Thanksgiving is just a day away and many folks are thinking about how they will prepare their turkey. One way that has become increasingly popular is deep-frying. But local officials say if you don’t take the right safety precautions, you could be serving danger for dinner this holiday.
“Deep frying is very popular but it can also be very dangerous,” said Chief Rusty Chote, Henderson Fire Department. “The big deal is that water and oil do not mix well […] when it happens, it’s pretty powerful.”
Harrowing demonstrations of fried turkey fires are all over the Internet. More cooking fires occur in the U.S. on Thanksgiving than any other day of the year, and Chote said many of the fires are caused while deep frying a turkey.
“If they don’t do it right, they not only have the possibility of losing their home, but they have the possibility of serious injury and losing their lives,” Chote said
Though the danger is serious, Chote said a deep-fried turkey could be a tasty part of any Thanksgiving celebration, provided a few safety tips are followed.
“Make sure you cook outside,” he said. “Get a fire extinguisher and make sure you know how to use it and that it’s on hand […] a water hose isn’t going to cut it, you’ll need an extinguisher if a fire breaks out.”
Another vital tip Chote added is to make sure the bird is not frozen.
“When the ice in that turkey meets the hot oil it will cause an explosion,” he said. “The explosion will result in any individuals nearby being covered in boiling oil and possible flames […] it’s very important that the turkey be completely thawed before frying.”
You also need to use the right amount of oil. To avoid spilling over Chote suggested testing the capacity before you start cooking. The National Fire Protection Association said deep fryer fires result in more than $15 million in property damage each year in the U.S.
“Every year deep-fryer fires are responsible for an average of five deaths, 60 injuries, the destruction of 900 homes, and more than $15-million in property damage,” Chote said. “Don’t become a tragic statistic during the holiday season.”
The National Fire Protection Association offers these tips to anyone thinking about deep-frying their Thanksgiving turkey:
• Keep an all-purpose fire extinguisher nearby, and never use water to extinguish a grease fire.
“If the fire is manageable, use your all-purpose fire extinguisher,” Chote said. “But if the fire increases or does not immediately go out, call 9-1-1 right away.”
• Never leave the fryer unattended.
“Most units do not have thermostat controls,” Chote said. “If you do not watch the fryer carefully, the oil will continue to heat until it catches fire.”

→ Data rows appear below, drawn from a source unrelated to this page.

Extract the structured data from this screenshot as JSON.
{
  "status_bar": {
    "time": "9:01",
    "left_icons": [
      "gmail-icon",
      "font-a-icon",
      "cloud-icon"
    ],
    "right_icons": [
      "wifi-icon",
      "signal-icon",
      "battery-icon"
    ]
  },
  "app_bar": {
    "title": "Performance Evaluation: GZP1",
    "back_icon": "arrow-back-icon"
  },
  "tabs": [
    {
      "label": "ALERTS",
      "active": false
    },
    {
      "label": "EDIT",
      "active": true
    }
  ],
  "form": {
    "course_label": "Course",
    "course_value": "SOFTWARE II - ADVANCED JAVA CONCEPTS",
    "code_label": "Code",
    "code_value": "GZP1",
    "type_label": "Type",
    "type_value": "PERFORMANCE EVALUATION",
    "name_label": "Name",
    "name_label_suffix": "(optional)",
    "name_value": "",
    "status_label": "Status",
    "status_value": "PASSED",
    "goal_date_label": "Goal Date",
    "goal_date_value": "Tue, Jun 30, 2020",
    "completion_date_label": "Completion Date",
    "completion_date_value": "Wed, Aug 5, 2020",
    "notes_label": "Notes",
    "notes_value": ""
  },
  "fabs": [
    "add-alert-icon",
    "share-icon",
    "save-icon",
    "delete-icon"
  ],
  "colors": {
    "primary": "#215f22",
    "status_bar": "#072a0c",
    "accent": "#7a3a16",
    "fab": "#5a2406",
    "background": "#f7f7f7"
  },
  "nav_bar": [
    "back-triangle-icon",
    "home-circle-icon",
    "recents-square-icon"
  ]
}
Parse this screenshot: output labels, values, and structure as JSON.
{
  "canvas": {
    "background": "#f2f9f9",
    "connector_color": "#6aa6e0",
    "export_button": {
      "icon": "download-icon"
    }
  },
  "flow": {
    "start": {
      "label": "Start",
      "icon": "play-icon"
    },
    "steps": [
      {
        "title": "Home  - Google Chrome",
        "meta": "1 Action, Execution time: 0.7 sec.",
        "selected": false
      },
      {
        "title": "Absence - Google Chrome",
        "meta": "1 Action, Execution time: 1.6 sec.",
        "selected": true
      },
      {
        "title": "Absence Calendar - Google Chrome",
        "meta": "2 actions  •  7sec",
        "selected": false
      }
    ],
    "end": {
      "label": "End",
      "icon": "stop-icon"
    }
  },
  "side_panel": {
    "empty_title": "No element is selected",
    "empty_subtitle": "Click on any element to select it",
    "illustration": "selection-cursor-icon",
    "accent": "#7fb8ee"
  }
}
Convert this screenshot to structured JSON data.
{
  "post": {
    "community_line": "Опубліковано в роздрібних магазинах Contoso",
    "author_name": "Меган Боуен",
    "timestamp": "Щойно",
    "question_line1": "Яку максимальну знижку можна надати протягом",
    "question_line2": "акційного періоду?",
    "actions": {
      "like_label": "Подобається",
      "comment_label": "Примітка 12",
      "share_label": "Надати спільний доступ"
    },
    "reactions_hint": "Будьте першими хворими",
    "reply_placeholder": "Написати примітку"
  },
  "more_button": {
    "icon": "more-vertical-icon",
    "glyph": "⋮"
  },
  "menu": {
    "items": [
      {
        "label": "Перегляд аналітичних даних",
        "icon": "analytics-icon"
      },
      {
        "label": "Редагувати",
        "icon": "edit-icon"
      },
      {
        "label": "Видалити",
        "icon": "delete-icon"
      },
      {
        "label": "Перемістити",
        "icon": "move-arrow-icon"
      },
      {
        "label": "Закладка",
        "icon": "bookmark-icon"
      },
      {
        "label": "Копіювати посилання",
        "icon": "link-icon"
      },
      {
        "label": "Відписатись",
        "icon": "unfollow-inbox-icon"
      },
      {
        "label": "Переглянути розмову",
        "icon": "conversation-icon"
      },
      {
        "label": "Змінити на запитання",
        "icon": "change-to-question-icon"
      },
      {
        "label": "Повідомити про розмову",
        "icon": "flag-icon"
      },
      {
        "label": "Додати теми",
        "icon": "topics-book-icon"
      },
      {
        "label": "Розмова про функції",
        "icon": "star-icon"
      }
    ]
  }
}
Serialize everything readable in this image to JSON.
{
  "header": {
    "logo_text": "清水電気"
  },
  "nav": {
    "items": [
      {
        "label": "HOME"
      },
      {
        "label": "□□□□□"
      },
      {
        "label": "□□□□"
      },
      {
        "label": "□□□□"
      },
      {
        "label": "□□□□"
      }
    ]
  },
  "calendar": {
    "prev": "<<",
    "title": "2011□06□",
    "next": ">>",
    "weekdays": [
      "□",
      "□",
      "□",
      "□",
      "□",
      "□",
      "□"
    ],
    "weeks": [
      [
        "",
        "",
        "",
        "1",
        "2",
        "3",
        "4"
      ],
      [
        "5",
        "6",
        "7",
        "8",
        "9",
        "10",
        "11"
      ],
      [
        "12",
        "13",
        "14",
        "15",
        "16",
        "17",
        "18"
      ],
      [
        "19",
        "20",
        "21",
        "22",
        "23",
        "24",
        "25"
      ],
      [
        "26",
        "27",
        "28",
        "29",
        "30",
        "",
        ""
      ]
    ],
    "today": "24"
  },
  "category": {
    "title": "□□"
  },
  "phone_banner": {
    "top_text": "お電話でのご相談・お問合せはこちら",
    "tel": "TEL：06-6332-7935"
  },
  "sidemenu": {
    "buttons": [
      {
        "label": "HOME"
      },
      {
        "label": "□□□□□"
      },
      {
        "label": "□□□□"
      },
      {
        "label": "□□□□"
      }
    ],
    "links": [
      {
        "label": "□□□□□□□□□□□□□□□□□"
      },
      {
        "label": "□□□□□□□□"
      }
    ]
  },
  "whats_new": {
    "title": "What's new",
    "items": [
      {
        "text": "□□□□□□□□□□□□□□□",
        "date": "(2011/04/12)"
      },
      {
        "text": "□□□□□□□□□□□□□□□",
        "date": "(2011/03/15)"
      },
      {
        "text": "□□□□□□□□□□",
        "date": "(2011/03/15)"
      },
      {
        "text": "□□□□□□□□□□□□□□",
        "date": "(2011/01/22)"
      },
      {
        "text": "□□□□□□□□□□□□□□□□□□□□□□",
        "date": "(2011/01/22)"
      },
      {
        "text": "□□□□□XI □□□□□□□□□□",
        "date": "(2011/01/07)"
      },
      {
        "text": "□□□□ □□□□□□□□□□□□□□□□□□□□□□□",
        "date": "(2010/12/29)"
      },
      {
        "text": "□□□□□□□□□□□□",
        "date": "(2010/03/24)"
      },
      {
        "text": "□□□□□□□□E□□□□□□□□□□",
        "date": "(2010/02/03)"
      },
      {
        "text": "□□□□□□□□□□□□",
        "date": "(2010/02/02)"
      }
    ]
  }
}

• Use well-insulated potholders or oven mitts when touching pot or lid handles.
“If possible, wear safety goggles to protect your eyes from oil splatter,” Chote said.
• Never let children or pets near the fryer even if it is not in use.
“The oil inside the cooking pot can remain dangerously hot for hours after use,” Chote said.
• The National Turkey Federation (NTF) recommends thawing the turkey in the refrigerator approximately 24 hours for every five pounds in weight.
• Turkey fryers should always be used outdoors a safe distance from buildings and any other flammable materials.
• Make sure the fryers are used on a flat surface to reduce accidental tipping.
• Never use turkey fryers in a garage or on a wooden deck.
• To avoid oil spillover, do not overfill the fryer.
Smoked turkey is not a whole lot safer, Chote added.
“Using a smoker or grill brings its own set of dangers,” he said. Do not use a smoker or under a porch, carport, or garage.”
Chote said using a smoker in a confined indoor structure is both a breathing and fire hazard.
“You never want to use these sorts of things, fryers or grills or smokers, near a structure,” he said. “Even if you’re safe about it and don’t cause a fire, you’re still in danger of smoke inhalation and carbon monoxide poisoning.”
It’s a season of celebration, Chote added, and it’s worth taking precautions to keep the festive occasion from becoming a terrible memory.